→ Instructions for the task:
All of the data is to be repeated verbatim.

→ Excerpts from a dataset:
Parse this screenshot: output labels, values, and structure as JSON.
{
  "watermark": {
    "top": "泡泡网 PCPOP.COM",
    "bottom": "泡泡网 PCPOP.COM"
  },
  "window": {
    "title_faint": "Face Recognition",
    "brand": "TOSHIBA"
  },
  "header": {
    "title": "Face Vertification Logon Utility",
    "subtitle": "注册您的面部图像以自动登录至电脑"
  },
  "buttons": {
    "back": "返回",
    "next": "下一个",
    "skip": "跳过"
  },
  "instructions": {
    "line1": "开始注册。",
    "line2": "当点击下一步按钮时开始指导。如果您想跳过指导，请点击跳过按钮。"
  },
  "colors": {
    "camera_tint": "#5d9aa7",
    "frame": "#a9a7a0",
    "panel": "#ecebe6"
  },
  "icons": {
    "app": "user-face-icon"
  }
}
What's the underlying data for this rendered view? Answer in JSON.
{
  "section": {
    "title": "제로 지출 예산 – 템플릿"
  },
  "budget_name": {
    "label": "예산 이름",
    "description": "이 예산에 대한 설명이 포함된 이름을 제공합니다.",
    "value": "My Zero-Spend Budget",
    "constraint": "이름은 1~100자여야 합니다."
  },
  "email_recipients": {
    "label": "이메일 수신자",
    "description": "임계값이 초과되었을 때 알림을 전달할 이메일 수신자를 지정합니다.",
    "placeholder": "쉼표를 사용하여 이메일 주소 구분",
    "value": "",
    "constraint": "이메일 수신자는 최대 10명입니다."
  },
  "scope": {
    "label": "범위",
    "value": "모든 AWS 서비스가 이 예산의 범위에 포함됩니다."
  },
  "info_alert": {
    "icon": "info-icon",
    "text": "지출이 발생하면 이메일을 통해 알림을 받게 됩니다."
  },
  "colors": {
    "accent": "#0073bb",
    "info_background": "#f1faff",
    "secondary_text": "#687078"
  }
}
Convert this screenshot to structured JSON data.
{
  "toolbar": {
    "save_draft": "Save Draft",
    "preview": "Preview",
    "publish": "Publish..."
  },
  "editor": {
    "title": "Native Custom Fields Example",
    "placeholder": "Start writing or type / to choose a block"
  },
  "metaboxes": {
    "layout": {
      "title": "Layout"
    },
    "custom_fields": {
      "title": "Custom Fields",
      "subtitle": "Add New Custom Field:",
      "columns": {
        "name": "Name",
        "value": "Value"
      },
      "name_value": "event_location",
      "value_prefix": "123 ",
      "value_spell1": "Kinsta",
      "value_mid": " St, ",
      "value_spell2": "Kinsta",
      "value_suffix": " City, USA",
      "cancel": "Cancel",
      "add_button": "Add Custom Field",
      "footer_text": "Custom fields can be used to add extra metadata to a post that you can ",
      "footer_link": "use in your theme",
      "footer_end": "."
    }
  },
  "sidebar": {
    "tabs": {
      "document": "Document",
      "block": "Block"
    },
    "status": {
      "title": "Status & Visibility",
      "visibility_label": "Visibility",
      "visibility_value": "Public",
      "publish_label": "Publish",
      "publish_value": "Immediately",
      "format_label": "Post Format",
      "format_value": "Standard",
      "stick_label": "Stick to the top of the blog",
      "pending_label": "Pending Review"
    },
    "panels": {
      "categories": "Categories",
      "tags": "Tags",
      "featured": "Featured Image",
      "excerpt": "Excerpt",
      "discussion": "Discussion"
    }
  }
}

→ Answer area:
Parse this screenshot: output labels, values, and structure as JSON.
{
  "watermark": {
    "top": "泡泡网 PCPOP.COM",
    "bottom": "泡泡网 PCPOP.COM"
  },
  "window": {
    "title_faint": "Face Recognition",
    "brand": "TOSHIBA"
  },
  "header": {
    "title": "Face Vertification Logon Utility",
    "subtitle": "注册您的面部图像以自动登录至电脑"
  },
  "buttons": {
    "back": "返回",
    "next": "下一个",
    "skip": "跳过"
  },
  "instructions": {
    "line1": "开始注册。",
    "line2": "当点击下一步按钮时开始指导。如果您想跳过指导，请点击跳过按钮。"
  },
  "colors": {
    "camera_tint": "#5d9aa7",
    "frame": "#a9a7a0",
    "panel": "#ecebe6"
  },
  "icons": {
    "app": "user-face-icon"
  }
}
What's the underlying data for this rendered view? Answer in JSON.
{
  "section": {
    "title": "제로 지출 예산 – 템플릿"
  },
  "budget_name": {
    "label": "예산 이름",
    "description": "이 예산에 대한 설명이 포함된 이름을 제공합니다.",
    "value": "My Zero-Spend Budget",
    "constraint": "이름은 1~100자여야 합니다."
  },
  "email_recipients": {
    "label": "이메일 수신자",
    "description": "임계값이 초과되었을 때 알림을 전달할 이메일 수신자를 지정합니다.",
    "placeholder": "쉼표를 사용하여 이메일 주소 구분",
    "value": "",
    "constraint": "이메일 수신자는 최대 10명입니다."
  },
  "scope": {
    "label": "범위",
    "value": "모든 AWS 서비스가 이 예산의 범위에 포함됩니다."
  },
  "info_alert": {
    "icon": "info-icon",
    "text": "지출이 발생하면 이메일을 통해 알림을 받게 됩니다."
  },
  "colors": {
    "accent": "#0073bb",
    "info_background": "#f1faff",
    "secondary_text": "#687078"
  }
}
Convert this screenshot to structured JSON data.
{
  "toolbar": {
    "save_draft": "Save Draft",
    "preview": "Preview",
    "publish": "Publish..."
  },
  "editor": {
    "title": "Native Custom Fields Example",
    "placeholder": "Start writing or type / to choose a block"
  },
  "metaboxes": {
    "layout": {
      "title": "Layout"
    },
    "custom_fields": {
      "title": "Custom Fields",
      "subtitle": "Add New Custom Field:",
      "columns": {
        "name": "Name",
        "value": "Value"
      },
      "name_value": "event_location",
      "value_prefix": "123 ",
      "value_spell1": "Kinsta",
      "value_mid": " St, ",
      "value_spell2": "Kinsta",
      "value_suffix": " City, USA",
      "cancel": "Cancel",
      "add_button": "Add Custom Field",
      "footer_text": "Custom fields can be used to add extra metadata to a post that you can ",
      "footer_link": "use in your theme",
      "footer_end": "."
    }
  },
  "sidebar": {
    "tabs": {
      "document": "Document",
      "block": "Block"
    },
    "status": {
      "title": "Status & Visibility",
      "visibility_label": "Visibility",
      "visibility_value": "Public",
      "publish_label": "Publish",
      "publish_value": "Immediately",
      "format_label": "Post Format",
      "format_value": "Standard",
      "stick_label": "Stick to the top of the blog",
      "pending_label": "Pending Review"
    },
    "panels": {
      "categories": "Categories",
      "tags": "Tags",
      "featured": "Featured Image",
      "excerpt": "Excerpt",
      "discussion": "Discussion"
    }
  }
}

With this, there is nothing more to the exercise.